Addressing the issue of counterfeiting, Thomas said this week’s ruling by Federal District Court Judge Denise Cote in Manhattan marked a turning point.
“It appears that the U.S. justice system is moving toward a mind-set more favorable to defending brands,” he said. “Before, there was some skepticism, in particular with regard to defending luxury brands. It was a moral question there. And today, we are seeing that the judges have understood that counterfeiting is bad for everyone.”
In its complaint, Hermès — which has a team of 40 people tracking fakes worldwide — had cited various Web sites trading under names including HermesOutletMall.com and HermesBirkin-Bags.org.
Since none of the defendants appeared in court, Thomas said he expected to recover only a portion of the damages awarded, which are to be seized in part from the PayPal accounts registered to the domain names.
The judge also ordered Internet Service Providers, search engines like Google, Bing and Yahoo, and social media sites like Facebook and Twitter, to stop providing their services to the infringing parties and remove their sites from search page results.
“Even under the cover of good conduct, the truth is that these platforms are getting fat at our expense by selling counterfeits,” Thomas said. “There are always going to be fakes on the Internet.
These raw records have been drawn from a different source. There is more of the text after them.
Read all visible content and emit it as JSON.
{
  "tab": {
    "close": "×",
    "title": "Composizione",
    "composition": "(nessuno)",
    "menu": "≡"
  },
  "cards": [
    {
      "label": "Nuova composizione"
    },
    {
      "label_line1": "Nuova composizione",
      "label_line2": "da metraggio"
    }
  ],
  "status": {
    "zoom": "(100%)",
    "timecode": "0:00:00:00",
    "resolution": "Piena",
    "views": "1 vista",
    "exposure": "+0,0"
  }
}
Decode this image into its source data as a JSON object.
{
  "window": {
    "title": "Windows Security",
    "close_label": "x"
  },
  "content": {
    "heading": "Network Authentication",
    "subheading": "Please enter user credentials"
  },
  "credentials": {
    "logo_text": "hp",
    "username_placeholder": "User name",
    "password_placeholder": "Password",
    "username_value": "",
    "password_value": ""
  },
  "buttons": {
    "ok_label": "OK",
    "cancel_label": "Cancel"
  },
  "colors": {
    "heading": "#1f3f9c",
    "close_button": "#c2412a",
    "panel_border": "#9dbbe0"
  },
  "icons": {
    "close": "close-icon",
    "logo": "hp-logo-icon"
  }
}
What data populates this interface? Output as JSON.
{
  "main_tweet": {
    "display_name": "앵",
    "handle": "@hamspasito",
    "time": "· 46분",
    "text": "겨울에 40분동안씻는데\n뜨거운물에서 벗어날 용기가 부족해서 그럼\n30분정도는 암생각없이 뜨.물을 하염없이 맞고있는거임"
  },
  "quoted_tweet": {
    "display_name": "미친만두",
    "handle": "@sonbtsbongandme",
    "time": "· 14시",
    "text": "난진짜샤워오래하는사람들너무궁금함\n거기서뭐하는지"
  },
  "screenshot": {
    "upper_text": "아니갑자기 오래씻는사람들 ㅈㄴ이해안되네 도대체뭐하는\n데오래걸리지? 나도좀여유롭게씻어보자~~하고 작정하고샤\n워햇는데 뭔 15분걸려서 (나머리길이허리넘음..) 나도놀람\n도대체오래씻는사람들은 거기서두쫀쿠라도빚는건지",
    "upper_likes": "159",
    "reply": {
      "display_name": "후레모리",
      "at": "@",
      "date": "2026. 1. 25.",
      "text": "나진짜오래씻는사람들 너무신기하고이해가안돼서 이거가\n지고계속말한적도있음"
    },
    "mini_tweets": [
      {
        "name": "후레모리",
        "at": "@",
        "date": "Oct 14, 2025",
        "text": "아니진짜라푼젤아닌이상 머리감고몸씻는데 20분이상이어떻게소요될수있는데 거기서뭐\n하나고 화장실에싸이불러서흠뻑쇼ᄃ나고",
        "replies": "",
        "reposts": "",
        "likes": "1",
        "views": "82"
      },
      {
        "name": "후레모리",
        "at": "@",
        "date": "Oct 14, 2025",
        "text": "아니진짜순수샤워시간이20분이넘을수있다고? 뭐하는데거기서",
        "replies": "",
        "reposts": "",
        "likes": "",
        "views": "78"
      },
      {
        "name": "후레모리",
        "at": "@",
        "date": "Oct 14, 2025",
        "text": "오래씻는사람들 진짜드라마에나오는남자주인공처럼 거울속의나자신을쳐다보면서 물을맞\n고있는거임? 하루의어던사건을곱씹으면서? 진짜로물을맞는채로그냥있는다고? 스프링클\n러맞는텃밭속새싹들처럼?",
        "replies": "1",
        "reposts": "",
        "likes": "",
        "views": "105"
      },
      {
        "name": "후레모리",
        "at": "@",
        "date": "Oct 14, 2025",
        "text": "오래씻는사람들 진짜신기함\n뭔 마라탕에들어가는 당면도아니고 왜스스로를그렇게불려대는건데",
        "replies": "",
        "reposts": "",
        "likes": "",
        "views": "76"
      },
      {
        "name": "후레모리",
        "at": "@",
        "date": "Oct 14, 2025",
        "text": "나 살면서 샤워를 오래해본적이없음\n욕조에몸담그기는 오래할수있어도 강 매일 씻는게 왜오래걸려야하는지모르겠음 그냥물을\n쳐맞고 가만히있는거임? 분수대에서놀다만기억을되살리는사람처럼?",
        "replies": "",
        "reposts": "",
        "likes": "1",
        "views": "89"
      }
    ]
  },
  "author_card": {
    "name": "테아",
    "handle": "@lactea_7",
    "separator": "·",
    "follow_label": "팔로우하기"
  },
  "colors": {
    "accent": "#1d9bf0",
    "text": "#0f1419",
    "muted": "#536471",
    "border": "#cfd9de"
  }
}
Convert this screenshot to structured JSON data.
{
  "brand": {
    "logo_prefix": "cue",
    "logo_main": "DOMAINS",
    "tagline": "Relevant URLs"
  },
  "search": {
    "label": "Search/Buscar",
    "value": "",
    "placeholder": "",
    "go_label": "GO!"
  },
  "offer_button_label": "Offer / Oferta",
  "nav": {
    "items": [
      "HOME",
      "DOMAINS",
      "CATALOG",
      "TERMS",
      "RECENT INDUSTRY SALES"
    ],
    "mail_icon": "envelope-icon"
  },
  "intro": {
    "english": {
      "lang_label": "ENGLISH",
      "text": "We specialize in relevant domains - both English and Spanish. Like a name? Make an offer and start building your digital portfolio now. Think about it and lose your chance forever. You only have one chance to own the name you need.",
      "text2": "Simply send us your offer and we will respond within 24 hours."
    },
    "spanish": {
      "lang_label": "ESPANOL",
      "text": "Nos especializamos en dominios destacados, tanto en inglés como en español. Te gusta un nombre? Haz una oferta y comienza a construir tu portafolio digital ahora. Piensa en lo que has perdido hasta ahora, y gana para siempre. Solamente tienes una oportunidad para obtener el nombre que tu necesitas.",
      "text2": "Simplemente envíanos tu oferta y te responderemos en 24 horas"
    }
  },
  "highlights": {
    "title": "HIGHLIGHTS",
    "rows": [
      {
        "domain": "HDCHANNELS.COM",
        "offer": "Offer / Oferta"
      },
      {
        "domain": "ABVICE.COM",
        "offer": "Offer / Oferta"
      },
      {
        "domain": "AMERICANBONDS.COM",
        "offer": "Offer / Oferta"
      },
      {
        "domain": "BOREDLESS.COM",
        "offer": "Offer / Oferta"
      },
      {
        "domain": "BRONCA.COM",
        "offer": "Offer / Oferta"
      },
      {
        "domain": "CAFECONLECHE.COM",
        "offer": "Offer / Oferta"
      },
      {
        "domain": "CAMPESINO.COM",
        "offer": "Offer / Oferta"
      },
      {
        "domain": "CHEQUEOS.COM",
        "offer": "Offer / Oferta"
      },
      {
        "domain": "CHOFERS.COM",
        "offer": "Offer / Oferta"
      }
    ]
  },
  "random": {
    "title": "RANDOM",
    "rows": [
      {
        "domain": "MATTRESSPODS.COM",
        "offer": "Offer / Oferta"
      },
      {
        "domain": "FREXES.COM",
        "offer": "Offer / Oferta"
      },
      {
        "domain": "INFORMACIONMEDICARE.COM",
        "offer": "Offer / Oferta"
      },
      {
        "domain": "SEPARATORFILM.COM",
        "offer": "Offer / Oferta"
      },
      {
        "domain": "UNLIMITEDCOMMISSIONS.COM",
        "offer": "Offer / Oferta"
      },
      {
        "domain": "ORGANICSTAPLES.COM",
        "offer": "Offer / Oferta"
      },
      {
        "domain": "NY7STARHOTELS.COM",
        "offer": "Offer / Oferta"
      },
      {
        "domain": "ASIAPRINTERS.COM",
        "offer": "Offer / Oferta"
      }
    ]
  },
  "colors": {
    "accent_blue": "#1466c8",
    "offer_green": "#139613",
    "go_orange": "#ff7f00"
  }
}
But what we would like is for these sites to be held responsible when they sell counterfeits.”
Commenting on an unrelated trademark case in China, Thomas said Hermès would seek an agreement with the Dafeng Garment Co. after the China Trademark Appeal Board ruled in February that Hermès could not register Ai Ma Shi, a version of its name in Chinese, because the Chinese firm had already trademarked it.
“This is not a catastrophe, it doesn’t matter,” he said. “We are going to contact the other brand and see with them how we can find a solution.”
Shares in Hermès closed down 1.6 percent at 272.40 euros, or $359.18, on the Paris stock exchange on Thursday.